Activity: Some lines below hold "Weiter". Pick them out and copy them.

Study material below:

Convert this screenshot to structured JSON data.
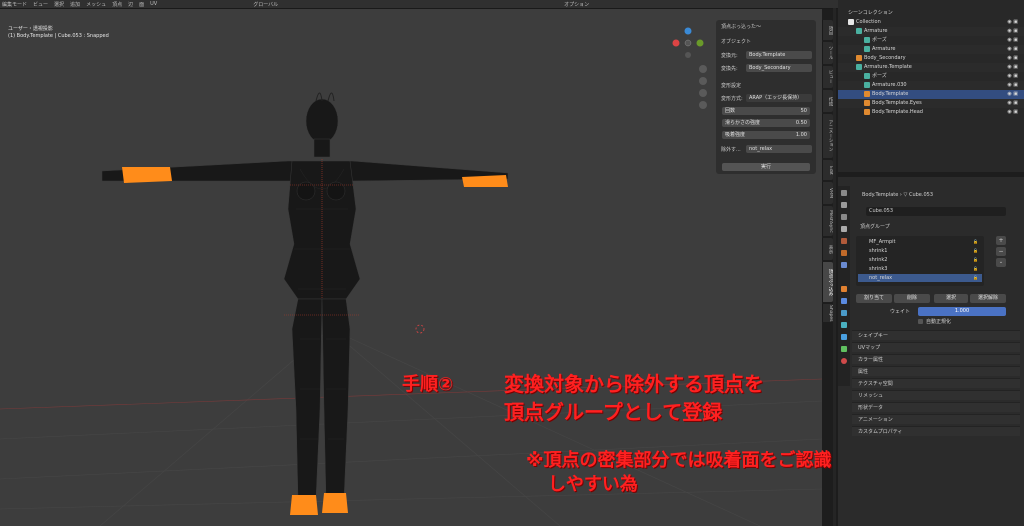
{
  "header": {
    "mode": "編集モード",
    "menus": [
      "ビュー",
      "選択",
      "追加",
      "メッシュ",
      "頂点",
      "辺",
      "面",
      "UV"
    ],
    "transform_orientation": "グローバル",
    "options_label": "オプション"
  },
  "viewport": {
    "view_name": "ユーザー・透視投影",
    "object_info": "(1) Body.Template | Cube.053 : Snapped"
  },
  "npanel": {
    "operator_title": "頂点ぶっ込った〜",
    "section_object": "オブジェクト",
    "from_label": "変換元:",
    "from_value": "Body.Template",
    "to_label": "変換先:",
    "to_value": "Body_Secondary",
    "section_deform": "変形設定",
    "deform_method_label": "変形方式:",
    "deform_method_value": "ARAP（エッジ長保持）",
    "iterations_label": "回数",
    "iterations_value": "50",
    "smooth_label": "滑らかさの強度",
    "smooth_value": "0.50",
    "adsorb_label": "吸着強度",
    "adsorb_value": "1.00",
    "exclude_label": "除外す...",
    "exclude_value": "not_relax",
    "run_label": "実行"
  },
  "tabs": [
    "項目",
    "ツール",
    "ビュー",
    "作成",
    "アニメーション",
    "Edit",
    "VRM",
    "MeshSync",
    "表示",
    "頂点ぶっ込み",
    "Shapes"
  ],
  "outliner": {
    "title": "シーンコレクション",
    "rows": [
      {
        "label": "Collection",
        "indent": 0,
        "type": "collection"
      },
      {
        "label": "Armature",
        "indent": 1,
        "type": "armature"
      },
      {
        "label": "ポーズ",
        "indent": 2,
        "type": "pose"
      },
      {
        "label": "Armature",
        "indent": 2,
        "type": "armature"
      },
      {
        "label": "Body_Secondary",
        "indent": 1,
        "type": "mesh"
      },
      {
        "label": "Armature.Template",
        "indent": 1,
        "type": "armature"
      },
      {
        "label": "ポーズ",
        "indent": 2,
        "type": "pose"
      },
      {
        "label": "Armature.030",
        "indent": 2,
        "type": "armature"
      },
      {
        "label": "Body.Template",
        "indent": 2,
        "type": "mesh",
        "selected": true
      },
      {
        "label": "Body.Template.Eyes",
        "indent": 2,
        "type": "mesh"
      },
      {
        "label": "Body.Template.Head",
        "indent": 2,
        "type": "mesh"
      }
    ]
  },
  "properties": {
    "breadcrumb_object": "Body.Template",
    "breadcrumb_mesh": "Cube.053",
    "mesh_name": "Cube.053",
    "vertex_groups_title": "頂点グループ",
    "vertex_groups": [
      {
        "name": "MF_Armpit",
        "selected": false
      },
      {
        "name": "shrink1",
        "selected": false
      },
      {
        "name": "shrink2",
        "selected": false
      },
      {
        "name": "shrink3",
        "selected": false
      },
      {
        "name": "not_relax",
        "selected": true
      }
    ],
    "assign_label": "割り当て",
    "remove_label": "削除",
    "select_label": "選択",
    "deselect_label": "選択解除",
    "weight_label": "ウェイト",
    "weight_value": "1.000",
    "normalize_label": "自動正規化",
    "sections": [
      "シェイプキー",
      "UVマップ",
      "カラー属性",
      "属性",
      "テクスチャ空間",
      "リメッシュ",
      "形状データ",
      "アニメーション",
      "カスタムプロパティ"
    ]
  },
  "annotation": {
    "step": "手順②",
    "line1": "変換対象から除外する頂点を",
    "line2": "頂点グループとして登録",
    "note1": "※頂点の密集部分では吸着面をご認識",
    "note2": "しやすい為"
  },
  "colors": {
    "selection_orange": "#ff8c1a",
    "active_blue": "#334d80",
    "annotation_red": "#ff2020"
  }
}
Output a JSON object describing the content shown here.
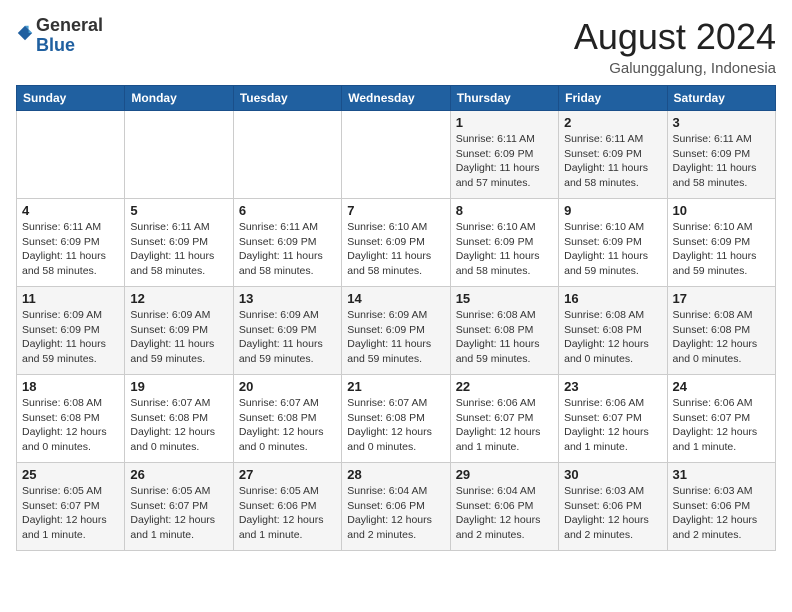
{
  "header": {
    "logo_general": "General",
    "logo_blue": "Blue",
    "title": "August 2024",
    "subtitle": "Galunggalung, Indonesia"
  },
  "weekdays": [
    "Sunday",
    "Monday",
    "Tuesday",
    "Wednesday",
    "Thursday",
    "Friday",
    "Saturday"
  ],
  "weeks": [
    [
      {
        "day": "",
        "info": ""
      },
      {
        "day": "",
        "info": ""
      },
      {
        "day": "",
        "info": ""
      },
      {
        "day": "",
        "info": ""
      },
      {
        "day": "1",
        "info": "Sunrise: 6:11 AM\nSunset: 6:09 PM\nDaylight: 11 hours\nand 57 minutes."
      },
      {
        "day": "2",
        "info": "Sunrise: 6:11 AM\nSunset: 6:09 PM\nDaylight: 11 hours\nand 58 minutes."
      },
      {
        "day": "3",
        "info": "Sunrise: 6:11 AM\nSunset: 6:09 PM\nDaylight: 11 hours\nand 58 minutes."
      }
    ],
    [
      {
        "day": "4",
        "info": "Sunrise: 6:11 AM\nSunset: 6:09 PM\nDaylight: 11 hours\nand 58 minutes."
      },
      {
        "day": "5",
        "info": "Sunrise: 6:11 AM\nSunset: 6:09 PM\nDaylight: 11 hours\nand 58 minutes."
      },
      {
        "day": "6",
        "info": "Sunrise: 6:11 AM\nSunset: 6:09 PM\nDaylight: 11 hours\nand 58 minutes."
      },
      {
        "day": "7",
        "info": "Sunrise: 6:10 AM\nSunset: 6:09 PM\nDaylight: 11 hours\nand 58 minutes."
      },
      {
        "day": "8",
        "info": "Sunrise: 6:10 AM\nSunset: 6:09 PM\nDaylight: 11 hours\nand 58 minutes."
      },
      {
        "day": "9",
        "info": "Sunrise: 6:10 AM\nSunset: 6:09 PM\nDaylight: 11 hours\nand 59 minutes."
      },
      {
        "day": "10",
        "info": "Sunrise: 6:10 AM\nSunset: 6:09 PM\nDaylight: 11 hours\nand 59 minutes."
      }
    ],
    [
      {
        "day": "11",
        "info": "Sunrise: 6:09 AM\nSunset: 6:09 PM\nDaylight: 11 hours\nand 59 minutes."
      },
      {
        "day": "12",
        "info": "Sunrise: 6:09 AM\nSunset: 6:09 PM\nDaylight: 11 hours\nand 59 minutes."
      },
      {
        "day": "13",
        "info": "Sunrise: 6:09 AM\nSunset: 6:09 PM\nDaylight: 11 hours\nand 59 minutes."
      },
      {
        "day": "14",
        "info": "Sunrise: 6:09 AM\nSunset: 6:09 PM\nDaylight: 11 hours\nand 59 minutes."
      },
      {
        "day": "15",
        "info": "Sunrise: 6:08 AM\nSunset: 6:08 PM\nDaylight: 11 hours\nand 59 minutes."
      },
      {
        "day": "16",
        "info": "Sunrise: 6:08 AM\nSunset: 6:08 PM\nDaylight: 12 hours\nand 0 minutes."
      },
      {
        "day": "17",
        "info": "Sunrise: 6:08 AM\nSunset: 6:08 PM\nDaylight: 12 hours\nand 0 minutes."
      }
    ],
    [
      {
        "day": "18",
        "info": "Sunrise: 6:08 AM\nSunset: 6:08 PM\nDaylight: 12 hours\nand 0 minutes."
      },
      {
        "day": "19",
        "info": "Sunrise: 6:07 AM\nSunset: 6:08 PM\nDaylight: 12 hours\nand 0 minutes."
      },
      {
        "day": "20",
        "info": "Sunrise: 6:07 AM\nSunset: 6:08 PM\nDaylight: 12 hours\nand 0 minutes."
      },
      {
        "day": "21",
        "info": "Sunrise: 6:07 AM\nSunset: 6:08 PM\nDaylight: 12 hours\nand 0 minutes."
      },
      {
        "day": "22",
        "info": "Sunrise: 6:06 AM\nSunset: 6:07 PM\nDaylight: 12 hours\nand 1 minute."
      },
      {
        "day": "23",
        "info": "Sunrise: 6:06 AM\nSunset: 6:07 PM\nDaylight: 12 hours\nand 1 minute."
      },
      {
        "day": "24",
        "info": "Sunrise: 6:06 AM\nSunset: 6:07 PM\nDaylight: 12 hours\nand 1 minute."
      }
    ],
    [
      {
        "day": "25",
        "info": "Sunrise: 6:05 AM\nSunset: 6:07 PM\nDaylight: 12 hours\nand 1 minute."
      },
      {
        "day": "26",
        "info": "Sunrise: 6:05 AM\nSunset: 6:07 PM\nDaylight: 12 hours\nand 1 minute."
      },
      {
        "day": "27",
        "info": "Sunrise: 6:05 AM\nSunset: 6:06 PM\nDaylight: 12 hours\nand 1 minute."
      },
      {
        "day": "28",
        "info": "Sunrise: 6:04 AM\nSunset: 6:06 PM\nDaylight: 12 hours\nand 2 minutes."
      },
      {
        "day": "29",
        "info": "Sunrise: 6:04 AM\nSunset: 6:06 PM\nDaylight: 12 hours\nand 2 minutes."
      },
      {
        "day": "30",
        "info": "Sunrise: 6:03 AM\nSunset: 6:06 PM\nDaylight: 12 hours\nand 2 minutes."
      },
      {
        "day": "31",
        "info": "Sunrise: 6:03 AM\nSunset: 6:06 PM\nDaylight: 12 hours\nand 2 minutes."
      }
    ]
  ]
}
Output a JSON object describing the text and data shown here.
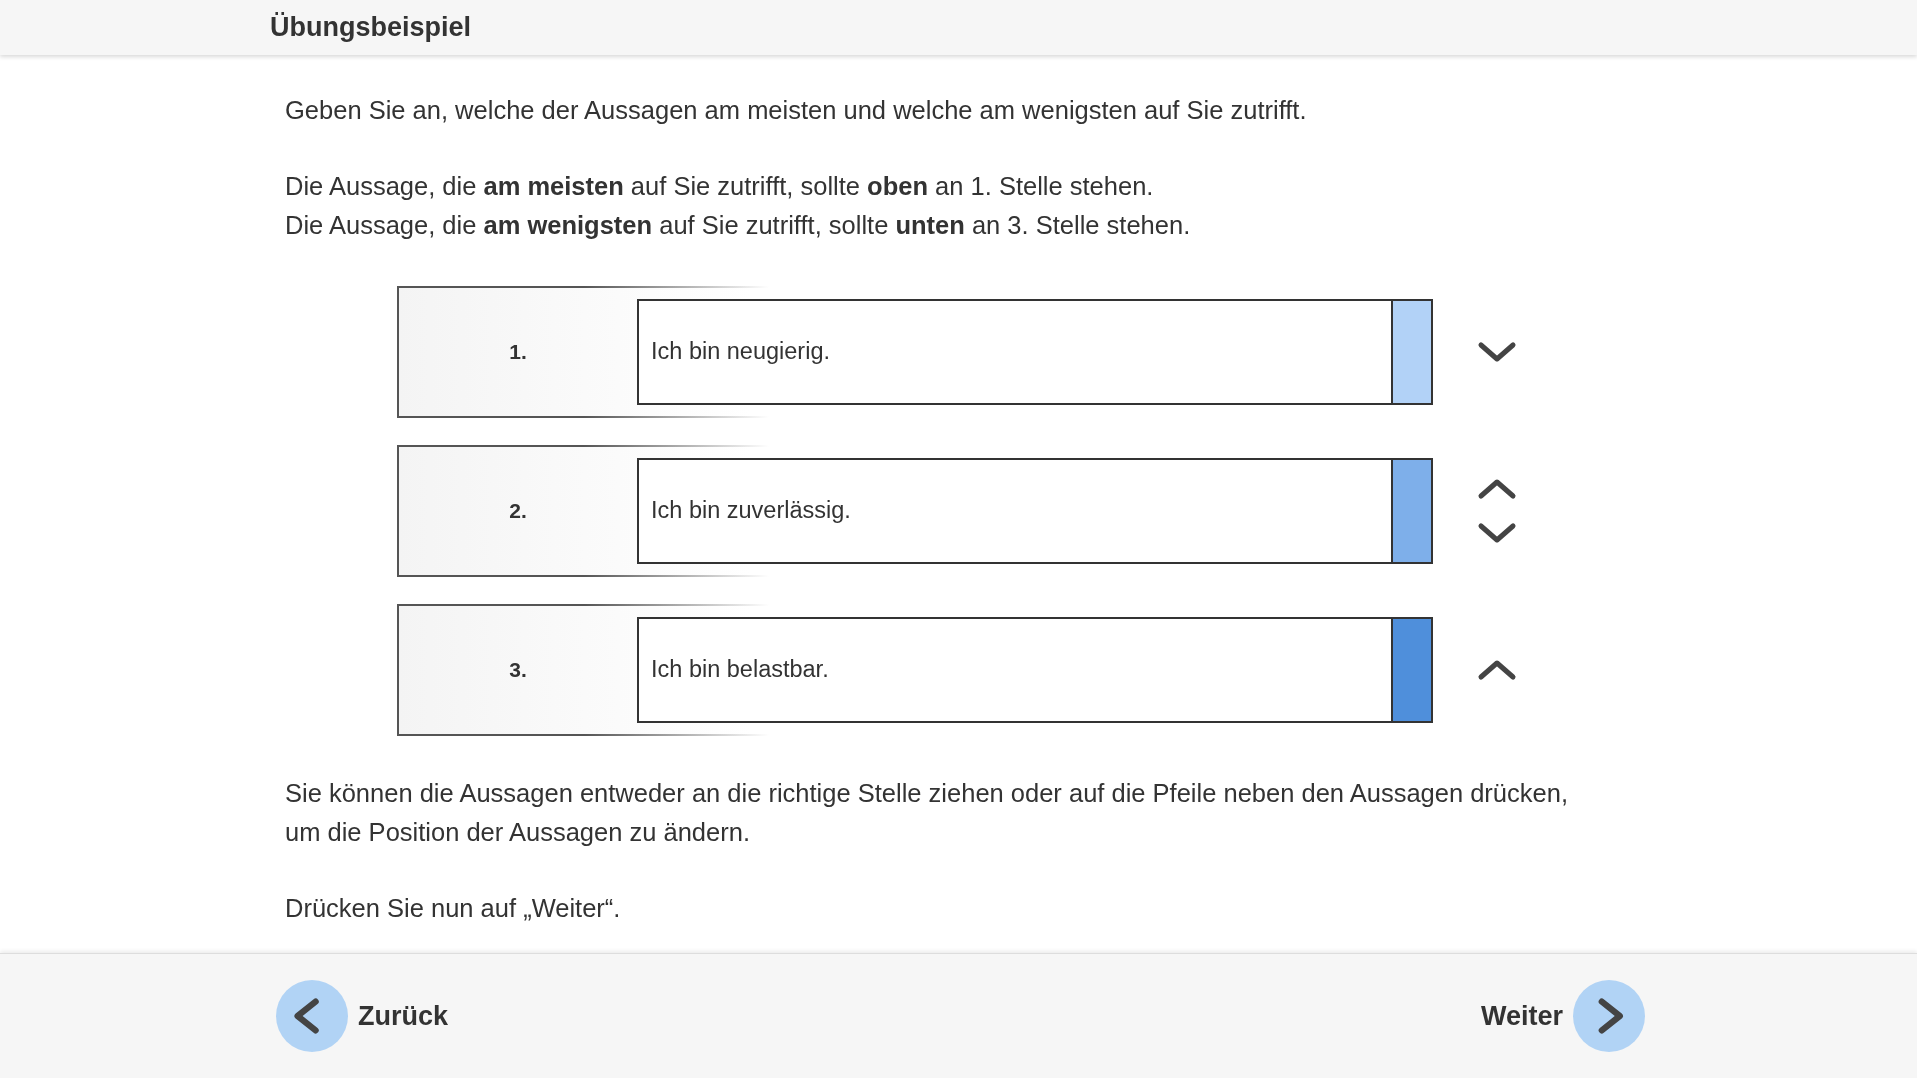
{
  "header": {
    "title": "Übungsbeispiel"
  },
  "instructions": [
    "Geben Sie an, welche der Aussagen am meisten und welche am wenigsten auf Sie zutrifft.",
    "Die Aussage, die **am meisten** auf Sie zutrifft, sollte **oben** an 1. Stelle stehen.\nDie Aussage, die **am wenigsten** auf Sie zutrifft, sollte **unten** an 3. Stelle stehen."
  ],
  "ranking": [
    {
      "rank": "1.",
      "statement": "Ich bin neugierig.",
      "color": "#b2d2f7",
      "up": false,
      "down": true
    },
    {
      "rank": "2.",
      "statement": "Ich bin zuverlässig.",
      "color": "#7eafea",
      "up": true,
      "down": true
    },
    {
      "rank": "3.",
      "statement": "Ich bin belastbar.",
      "color": "#4f8fdb",
      "up": true,
      "down": false
    }
  ],
  "notes": [
    "Sie können die Aussagen entweder an die richtige Stelle ziehen oder auf die Pfeile neben den Aussagen drücken, um die Position der Aussagen zu ändern.",
    "Drücken Sie nun auf „Weiter“."
  ],
  "footer": {
    "back": "Zurück",
    "next": "Weiter"
  }
}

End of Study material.

Solution to the problem:
    "Drücken Sie nun auf „Weiter“."
    "next": "Weiter"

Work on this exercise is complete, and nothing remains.